→ **INPUT**:
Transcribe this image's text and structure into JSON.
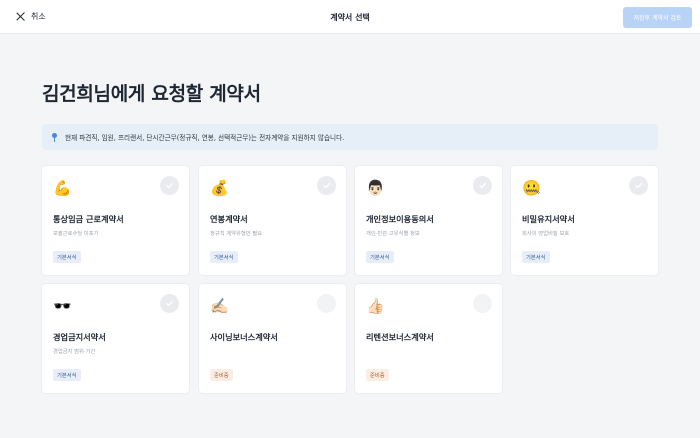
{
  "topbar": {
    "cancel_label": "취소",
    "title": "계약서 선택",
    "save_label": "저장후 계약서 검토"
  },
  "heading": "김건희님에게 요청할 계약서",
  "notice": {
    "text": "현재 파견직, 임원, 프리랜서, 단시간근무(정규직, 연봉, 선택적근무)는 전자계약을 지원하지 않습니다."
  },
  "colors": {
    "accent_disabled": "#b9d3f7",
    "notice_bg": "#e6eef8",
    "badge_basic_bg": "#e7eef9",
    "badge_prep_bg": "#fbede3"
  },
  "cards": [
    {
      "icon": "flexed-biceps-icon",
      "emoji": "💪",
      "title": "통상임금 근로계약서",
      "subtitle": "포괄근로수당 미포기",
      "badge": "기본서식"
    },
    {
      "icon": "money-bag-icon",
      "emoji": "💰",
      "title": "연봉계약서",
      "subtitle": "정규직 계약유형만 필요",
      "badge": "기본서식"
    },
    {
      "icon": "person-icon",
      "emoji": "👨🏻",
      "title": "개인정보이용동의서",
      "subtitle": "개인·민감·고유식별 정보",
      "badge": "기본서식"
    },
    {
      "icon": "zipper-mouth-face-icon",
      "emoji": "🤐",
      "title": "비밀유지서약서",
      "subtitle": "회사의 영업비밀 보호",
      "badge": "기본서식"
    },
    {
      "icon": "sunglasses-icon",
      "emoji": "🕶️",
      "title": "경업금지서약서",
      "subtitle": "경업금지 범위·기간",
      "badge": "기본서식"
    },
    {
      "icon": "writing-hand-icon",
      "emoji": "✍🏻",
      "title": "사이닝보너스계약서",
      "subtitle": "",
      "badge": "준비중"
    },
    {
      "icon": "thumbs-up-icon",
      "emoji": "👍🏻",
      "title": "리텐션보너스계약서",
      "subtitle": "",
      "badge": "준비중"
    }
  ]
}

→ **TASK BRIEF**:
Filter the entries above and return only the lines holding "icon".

→ **ANSWER TO THE EXERCISE**:
      "icon": "flexed-biceps-icon",
      "icon": "money-bag-icon",
      "icon": "person-icon",
      "icon": "zipper-mouth-face-icon",
      "icon": "sunglasses-icon",
      "icon": "writing-hand-icon",
      "icon": "thumbs-up-icon",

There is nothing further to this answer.